  2. First thought is that there are faster ways in base and plyr, so this is being a little too nice to data.table. Using `ave()` you can get the sum repeated through each group, cbind that on, then divide Sales by sum(Sales) as a vectorized op rather than by group.  It's transform() which kills performance really by copying all those groups separately, copying again to add the column on, and rbind'ing them all afterwards.

    ReplyDelete
  3. For this use case, the real advantage of data.table comes in v1.8.1 (on R-Forge, not yet on CRAN). There you can add a column by reference, by group. The syntax is one line :

        `DT[, Share := Sales/sum(Sales), by=list(Year,Company)]`

    That adds a new column `Share` to `DT`, and populates it within each group. The aim with this syntax is that it reads more than English, whilst being significantly faster than `ave()`, which is the next fastest solution I know.

    ReplyDelete
  4. Many thanks for your comments. I had tried something like this with v1.8.0. This will be a great addition to the functionality of the package. I am looking forward to your data.table talk at next week's LondonR meeting.

    ReplyDelete
  5. Here are the results with 'ave,' which looks indeed quite impressive. 

    system.time(  R4 <- cbind(df,Share=ave(df[["Sales"]], df[["Year"]], df[["Company"]],                                          FUN=function(x) x/sum(x)) )# user  system elapsed #  0.118   0.023   0.280 

    How could I have missed this function for all those years?

    ReplyDelete
  6. That's more like it, right scale now.

    The r3 time for data.table appears slower (0.442s) because that timing includes a call to data.table(), to setkey() and the join back. None of those are actually needed. Cutting straight to v1.8.1, you should find the direct := by group is much faster than the 0.280 for ave()+cbind().

    However, 2e4 is a very tiny dataset. Time differences of under 1 second hardly matter. Try scaling it up to 1e6, 1e7, 1e8 rows and you should see data.table significantly faster on significant times (e.g. hours down to minutes have been reported on datatable-help).

    Here's a related benchmark (but needs N increasing for data.table to shine, see comments) :
    http://stackoverflow.com/questions/10748253/idiomatic-r-code-for-partitioning-a-vector-by-an-index-and-performing-an-operati

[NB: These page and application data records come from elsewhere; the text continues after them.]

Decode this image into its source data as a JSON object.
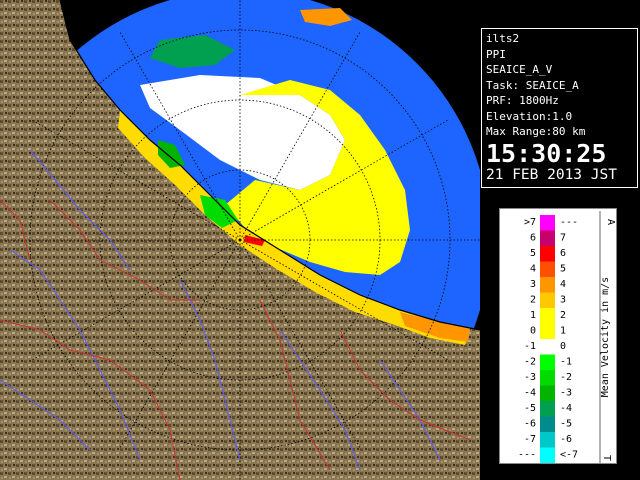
{
  "header": {
    "station": "ilts2",
    "mode": "PPI",
    "product": "SEAICE_A_V",
    "task": "Task: SEAICE_A",
    "prf": "PRF: 1800Hz",
    "elevation": "Elevation:1.0",
    "max_range": "Max Range:80 km",
    "time": "15:30:25",
    "date": "21 FEB 2013 JST"
  },
  "legend": {
    "title": "Mean Velocity in m/s",
    "top_marker": "A",
    "bottom_marker": "T",
    "bins": [
      {
        "left": ">7",
        "right": "---",
        "color": "#ff00ff"
      },
      {
        "left": "6",
        "right": "7",
        "color": "#c8006e"
      },
      {
        "left": "5",
        "right": "6",
        "color": "#ff0000"
      },
      {
        "left": "4",
        "right": "5",
        "color": "#ff5000"
      },
      {
        "left": "3",
        "right": "4",
        "color": "#ff9600"
      },
      {
        "left": "2",
        "right": "3",
        "color": "#ffc800"
      },
      {
        "left": "1",
        "right": "2",
        "color": "#ffff00"
      },
      {
        "left": "0",
        "right": "1",
        "color": "#ffff00"
      },
      {
        "left": "-1",
        "right": "0",
        "color": "#ffffff"
      },
      {
        "left": "-2",
        "right": "-1",
        "color": "#00ff00"
      },
      {
        "left": "-3",
        "right": "-2",
        "color": "#00dc00"
      },
      {
        "left": "-4",
        "right": "-3",
        "color": "#00b400"
      },
      {
        "left": "-5",
        "right": "-4",
        "color": "#00a050"
      },
      {
        "left": "-6",
        "right": "-5",
        "color": "#008c8c"
      },
      {
        "left": "-7",
        "right": "-6",
        "color": "#00c8c8"
      },
      {
        "left": "---",
        "right": "<-7",
        "color": "#00ffff"
      }
    ]
  },
  "colors": {
    "sea": "#1e64ff",
    "land": "#8a7650",
    "rings": "#000000"
  }
}
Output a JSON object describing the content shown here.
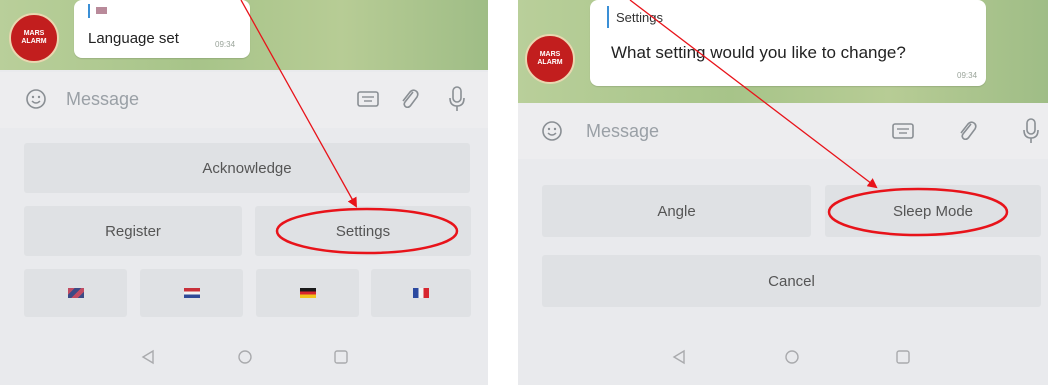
{
  "left": {
    "chat": {
      "reply_snippet": "",
      "message": "Language set",
      "time": "09:34",
      "avatar_text": "MARS ALARM"
    },
    "input": {
      "placeholder": "Message"
    },
    "keyboard": {
      "acknowledge": "Acknowledge",
      "register": "Register",
      "settings": "Settings",
      "flags": [
        "uk-flag",
        "nl-flag",
        "de-flag",
        "fr-flag"
      ]
    }
  },
  "right": {
    "chat": {
      "reply_title": "Settings",
      "message": "What setting would you like to change?",
      "time": "09:34",
      "avatar_text": "MARS ALARM"
    },
    "input": {
      "placeholder": "Message"
    },
    "keyboard": {
      "angle": "Angle",
      "sleep_mode": "Sleep Mode",
      "cancel": "Cancel"
    }
  },
  "nav_icons": [
    "back-icon",
    "home-icon",
    "recents-icon"
  ],
  "colors": {
    "annotation": "#e8131a",
    "chat_background": "#a9c68b",
    "avatar": "#c21e1e",
    "keyboard_button": "#dfe1e4"
  }
}
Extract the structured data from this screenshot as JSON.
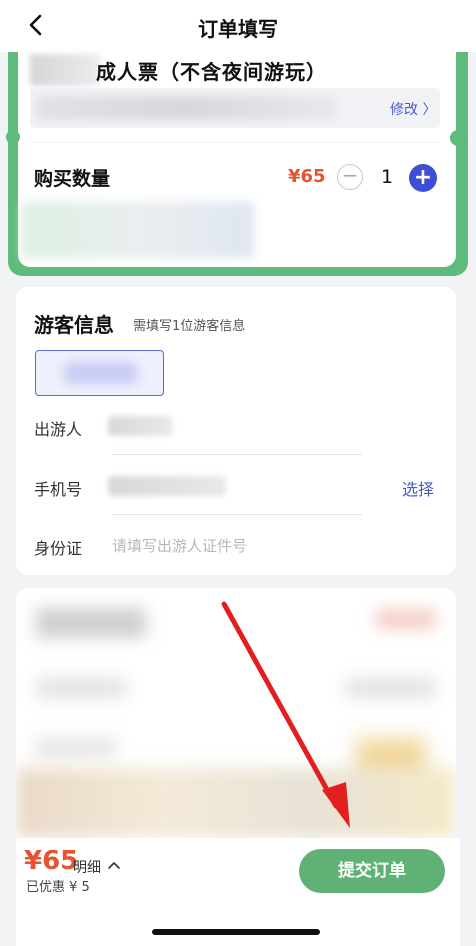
{
  "header": {
    "title": "订单填写"
  },
  "ticket": {
    "name": "成人票（不含夜间游玩）",
    "modify_label": "修改 〉",
    "quantity_label": "购买数量",
    "price": "¥65",
    "minus_label": "−",
    "quantity": "1",
    "plus_label": "+"
  },
  "visitor": {
    "title": "游客信息",
    "hint": "需填写1位游客信息",
    "traveler_label": "出游人",
    "phone_label": "手机号",
    "select_label": "选择",
    "id_label": "身份证",
    "id_placeholder": "请填写出游人证件号"
  },
  "footer": {
    "total": "¥65",
    "detail_label": "明细",
    "discount": "已优惠 ¥ 5",
    "submit_label": "提交订单"
  },
  "colors": {
    "accent_green": "#5fb175",
    "price_red": "#e8532f",
    "link_blue": "#4a5bc8",
    "arrow_red": "#e02020"
  }
}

    ReplyDelete
  7. "...but maybe it shouldn't be surprise that the elegance of ddply comes with a price as well"
    why should elegance come with a price in terms of performance?

    ReplyDelete